Problem details -> Nothing in the entries should be altered. Write them out in full.

= = = = =

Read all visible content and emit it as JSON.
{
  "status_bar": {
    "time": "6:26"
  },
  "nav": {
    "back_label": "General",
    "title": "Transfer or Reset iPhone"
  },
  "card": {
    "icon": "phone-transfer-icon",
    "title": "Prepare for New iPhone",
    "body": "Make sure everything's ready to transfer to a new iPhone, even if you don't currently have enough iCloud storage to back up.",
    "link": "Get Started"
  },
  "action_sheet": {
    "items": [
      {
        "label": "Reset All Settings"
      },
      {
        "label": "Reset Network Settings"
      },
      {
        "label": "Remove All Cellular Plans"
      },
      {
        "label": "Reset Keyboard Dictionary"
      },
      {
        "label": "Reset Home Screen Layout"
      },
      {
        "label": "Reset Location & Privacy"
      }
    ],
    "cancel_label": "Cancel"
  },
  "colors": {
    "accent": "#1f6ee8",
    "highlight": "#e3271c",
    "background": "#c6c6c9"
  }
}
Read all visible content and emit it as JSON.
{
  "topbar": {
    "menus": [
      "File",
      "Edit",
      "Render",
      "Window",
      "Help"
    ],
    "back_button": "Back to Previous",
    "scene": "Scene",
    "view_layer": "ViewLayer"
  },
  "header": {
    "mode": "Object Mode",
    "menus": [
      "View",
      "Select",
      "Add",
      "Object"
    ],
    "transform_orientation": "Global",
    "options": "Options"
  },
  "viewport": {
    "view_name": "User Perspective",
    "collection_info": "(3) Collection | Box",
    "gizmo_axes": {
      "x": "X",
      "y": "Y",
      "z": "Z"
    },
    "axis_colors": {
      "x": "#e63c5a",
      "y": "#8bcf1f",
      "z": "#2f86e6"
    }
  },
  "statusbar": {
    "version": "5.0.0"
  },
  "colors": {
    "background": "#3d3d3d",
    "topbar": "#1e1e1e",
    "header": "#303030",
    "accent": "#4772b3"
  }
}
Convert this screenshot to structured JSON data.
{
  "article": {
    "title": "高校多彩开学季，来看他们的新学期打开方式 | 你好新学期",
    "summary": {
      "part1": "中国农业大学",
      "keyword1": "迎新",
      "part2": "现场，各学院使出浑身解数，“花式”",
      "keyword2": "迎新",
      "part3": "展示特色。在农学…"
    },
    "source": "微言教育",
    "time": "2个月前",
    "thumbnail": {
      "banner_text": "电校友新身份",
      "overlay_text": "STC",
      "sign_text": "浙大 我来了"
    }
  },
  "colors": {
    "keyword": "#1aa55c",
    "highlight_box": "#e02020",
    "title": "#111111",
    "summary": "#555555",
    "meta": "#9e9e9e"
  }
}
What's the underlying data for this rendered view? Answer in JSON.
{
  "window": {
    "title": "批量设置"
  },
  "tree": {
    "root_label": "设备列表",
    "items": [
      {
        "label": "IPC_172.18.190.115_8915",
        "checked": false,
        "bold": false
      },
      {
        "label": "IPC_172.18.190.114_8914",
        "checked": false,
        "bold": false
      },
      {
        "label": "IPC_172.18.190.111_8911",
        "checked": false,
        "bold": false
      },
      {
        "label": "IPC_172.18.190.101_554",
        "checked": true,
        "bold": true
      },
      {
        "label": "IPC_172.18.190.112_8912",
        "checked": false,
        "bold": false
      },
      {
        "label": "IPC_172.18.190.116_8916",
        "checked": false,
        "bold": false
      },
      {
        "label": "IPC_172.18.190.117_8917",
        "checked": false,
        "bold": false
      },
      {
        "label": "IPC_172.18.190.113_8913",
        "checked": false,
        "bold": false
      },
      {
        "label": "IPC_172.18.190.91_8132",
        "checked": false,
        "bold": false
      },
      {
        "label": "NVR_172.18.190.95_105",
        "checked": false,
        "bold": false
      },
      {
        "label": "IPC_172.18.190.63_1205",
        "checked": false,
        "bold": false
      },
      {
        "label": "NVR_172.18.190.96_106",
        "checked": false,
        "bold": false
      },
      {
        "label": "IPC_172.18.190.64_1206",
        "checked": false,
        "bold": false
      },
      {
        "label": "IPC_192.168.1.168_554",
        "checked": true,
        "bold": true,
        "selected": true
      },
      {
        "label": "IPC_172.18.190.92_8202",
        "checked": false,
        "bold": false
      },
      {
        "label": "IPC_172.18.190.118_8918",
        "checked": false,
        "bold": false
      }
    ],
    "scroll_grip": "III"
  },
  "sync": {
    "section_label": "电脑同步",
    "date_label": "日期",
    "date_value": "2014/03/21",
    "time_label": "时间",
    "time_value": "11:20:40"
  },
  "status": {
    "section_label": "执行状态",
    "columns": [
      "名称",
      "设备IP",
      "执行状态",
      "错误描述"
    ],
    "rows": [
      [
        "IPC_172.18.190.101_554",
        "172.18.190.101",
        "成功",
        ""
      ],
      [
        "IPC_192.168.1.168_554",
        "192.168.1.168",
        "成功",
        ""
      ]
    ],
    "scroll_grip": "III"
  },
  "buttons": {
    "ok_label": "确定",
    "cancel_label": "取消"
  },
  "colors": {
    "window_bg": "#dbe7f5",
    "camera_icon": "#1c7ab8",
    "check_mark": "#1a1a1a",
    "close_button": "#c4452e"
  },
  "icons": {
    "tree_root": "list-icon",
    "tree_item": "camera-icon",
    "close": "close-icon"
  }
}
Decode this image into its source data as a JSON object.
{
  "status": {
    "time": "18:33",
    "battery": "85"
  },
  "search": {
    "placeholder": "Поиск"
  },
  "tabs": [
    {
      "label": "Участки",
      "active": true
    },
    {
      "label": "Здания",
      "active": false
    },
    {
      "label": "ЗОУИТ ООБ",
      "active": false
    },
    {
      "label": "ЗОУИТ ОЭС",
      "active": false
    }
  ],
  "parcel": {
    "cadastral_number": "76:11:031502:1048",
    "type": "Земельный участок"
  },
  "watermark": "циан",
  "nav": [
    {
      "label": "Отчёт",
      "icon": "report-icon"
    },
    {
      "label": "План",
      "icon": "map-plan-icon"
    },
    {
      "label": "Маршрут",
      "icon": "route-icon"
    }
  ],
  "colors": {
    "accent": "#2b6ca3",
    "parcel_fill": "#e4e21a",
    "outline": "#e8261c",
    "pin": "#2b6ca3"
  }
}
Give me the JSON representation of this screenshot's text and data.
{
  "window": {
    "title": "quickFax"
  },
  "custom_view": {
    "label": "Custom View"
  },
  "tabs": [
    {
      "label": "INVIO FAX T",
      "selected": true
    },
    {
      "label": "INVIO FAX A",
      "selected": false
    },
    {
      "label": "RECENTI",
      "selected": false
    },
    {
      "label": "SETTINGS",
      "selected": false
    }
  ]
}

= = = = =

Answer to this task ->
Read all visible content and emit it as JSON.
{
  "status_bar": {
    "time": "6:26"
  },
  "nav": {
    "back_label": "General",
    "title": "Transfer or Reset iPhone"
  },
  "card": {
    "icon": "phone-transfer-icon",
    "title": "Prepare for New iPhone",
    "body": "Make sure everything's ready to transfer to a new iPhone, even if you don't currently have enough iCloud storage to back up.",
    "link": "Get Started"
  },
  "action_sheet": {
    "items": [
      {
        "label": "Reset All Settings"
      },
      {
        "label": "Reset Network Settings"
      },
      {
        "label": "Remove All Cellular Plans"
      },
      {
        "label": "Reset Keyboard Dictionary"
      },
      {
        "label": "Reset Home Screen Layout"
      },
      {
        "label": "Reset Location & Privacy"
      }
    ],
    "cancel_label": "Cancel"
  },
  "colors": {
    "accent": "#1f6ee8",
    "highlight": "#e3271c",
    "background": "#c6c6c9"
  }
}
Read all visible content and emit it as JSON.
{
  "topbar": {
    "menus": [
      "File",
      "Edit",
      "Render",
      "Window",
      "Help"
    ],
    "back_button": "Back to Previous",
    "scene": "Scene",
    "view_layer": "ViewLayer"
  },
  "header": {
    "mode": "Object Mode",
    "menus": [
      "View",
      "Select",
      "Add",
      "Object"
    ],
    "transform_orientation": "Global",
    "options": "Options"
  },
  "viewport": {
    "view_name": "User Perspective",
    "collection_info": "(3) Collection | Box",
    "gizmo_axes": {
      "x": "X",
      "y": "Y",
      "z": "Z"
    },
    "axis_colors": {
      "x": "#e63c5a",
      "y": "#8bcf1f",
      "z": "#2f86e6"
    }
  },
  "statusbar": {
    "version": "5.0.0"
  },
  "colors": {
    "background": "#3d3d3d",
    "topbar": "#1e1e1e",
    "header": "#303030",
    "accent": "#4772b3"
  }
}
Convert this screenshot to structured JSON data.
{
  "article": {
    "title": "高校多彩开学季，来看他们的新学期打开方式 | 你好新学期",
    "summary": {
      "part1": "中国农业大学",
      "keyword1": "迎新",
      "part2": "现场，各学院使出浑身解数，“花式”",
      "keyword2": "迎新",
      "part3": "展示特色。在农学…"
    },
    "source": "微言教育",
    "time": "2个月前",
    "thumbnail": {
      "banner_text": "电校友新身份",
      "overlay_text": "STC",
      "sign_text": "浙大 我来了"
    }
  },
  "colors": {
    "keyword": "#1aa55c",
    "highlight_box": "#e02020",
    "title": "#111111",
    "summary": "#555555",
    "meta": "#9e9e9e"
  }
}
What's the underlying data for this rendered view? Answer in JSON.
{
  "window": {
    "title": "批量设置"
  },
  "tree": {
    "root_label": "设备列表",
    "items": [
      {
        "label": "IPC_172.18.190.115_8915",
        "checked": false,
        "bold": false
      },
      {
        "label": "IPC_172.18.190.114_8914",
        "checked": false,
        "bold": false
      },
      {
        "label": "IPC_172.18.190.111_8911",
        "checked": false,
        "bold": false
      },
      {
        "label": "IPC_172.18.190.101_554",
        "checked": true,
        "bold": true
      },
      {
        "label": "IPC_172.18.190.112_8912",
        "checked": false,
        "bold": false
      },
      {
        "label": "IPC_172.18.190.116_8916",
        "checked": false,
        "bold": false
      },
      {
        "label": "IPC_172.18.190.117_8917",
        "checked": false,
        "bold": false
      },
      {
        "label": "IPC_172.18.190.113_8913",
        "checked": false,
        "bold": false
      },
      {
        "label": "IPC_172.18.190.91_8132",
        "checked": false,
        "bold": false
      },
      {
        "label": "NVR_172.18.190.95_105",
        "checked": false,
        "bold": false
      },
      {
        "label": "IPC_172.18.190.63_1205",
        "checked": false,
        "bold": false
      },
      {
        "label": "NVR_172.18.190.96_106",
        "checked": false,
        "bold": false
      },
      {
        "label": "IPC_172.18.190.64_1206",
        "checked": false,
        "bold": false
      },
      {
        "label": "IPC_192.168.1.168_554",
        "checked": true,
        "bold": true,
        "selected": true
      },
      {
        "label": "IPC_172.18.190.92_8202",
        "checked": false,
        "bold": false
      },
      {
        "label": "IPC_172.18.190.118_8918",
        "checked": false,
        "bold": false
      }
    ],
    "scroll_grip": "III"
  },
  "sync": {
    "section_label": "电脑同步",
    "date_label": "日期",
    "date_value": "2014/03/21",
    "time_label": "时间",
    "time_value": "11:20:40"
  },
  "status": {
    "section_label": "执行状态",
    "columns": [
      "名称",
      "设备IP",
      "执行状态",
      "错误描述"
    ],
    "rows": [
      [
        "IPC_172.18.190.101_554",
        "172.18.190.101",
        "成功",
        ""
      ],
      [
        "IPC_192.168.1.168_554",
        "192.168.1.168",
        "成功",
        ""
      ]
    ],
    "scroll_grip": "III"
  },
  "buttons": {
    "ok_label": "确定",
    "cancel_label": "取消"
  },
  "colors": {
    "window_bg": "#dbe7f5",
    "camera_icon": "#1c7ab8",
    "check_mark": "#1a1a1a",
    "close_button": "#c4452e"
  },
  "icons": {
    "tree_root": "list-icon",
    "tree_item": "camera-icon",
    "close": "close-icon"
  }
}
Decode this image into its source data as a JSON object.
{
  "status": {
    "time": "18:33",
    "battery": "85"
  },
  "search": {
    "placeholder": "Поиск"
  },
  "tabs": [
    {
      "label": "Участки",
      "active": true
    },
    {
      "label": "Здания",
      "active": false
    },
    {
      "label": "ЗОУИТ ООБ",
      "active": false
    },
    {
      "label": "ЗОУИТ ОЭС",
      "active": false
    }
  ],
  "parcel": {
    "cadastral_number": "76:11:031502:1048",
    "type": "Земельный участок"
  },
  "watermark": "циан",
  "nav": [
    {
      "label": "Отчёт",
      "icon": "report-icon"
    },
    {
      "label": "План",
      "icon": "map-plan-icon"
    },
    {
      "label": "Маршрут",
      "icon": "route-icon"
    }
  ],
  "colors": {
    "accent": "#2b6ca3",
    "parcel_fill": "#e4e21a",
    "outline": "#e8261c",
    "pin": "#2b6ca3"
  }
}
Give me the JSON representation of this screenshot's text and data.
{
  "window": {
    "title": "quickFax"
  },
  "custom_view": {
    "label": "Custom View"
  },
  "tabs": [
    {
      "label": "INVIO FAX T",
      "selected": true
    },
    {
      "label": "INVIO FAX A",
      "selected": false
    },
    {
      "label": "RECENTI",
      "selected": false
    },
    {
      "label": "SETTINGS",
      "selected": false
    }
  ]
}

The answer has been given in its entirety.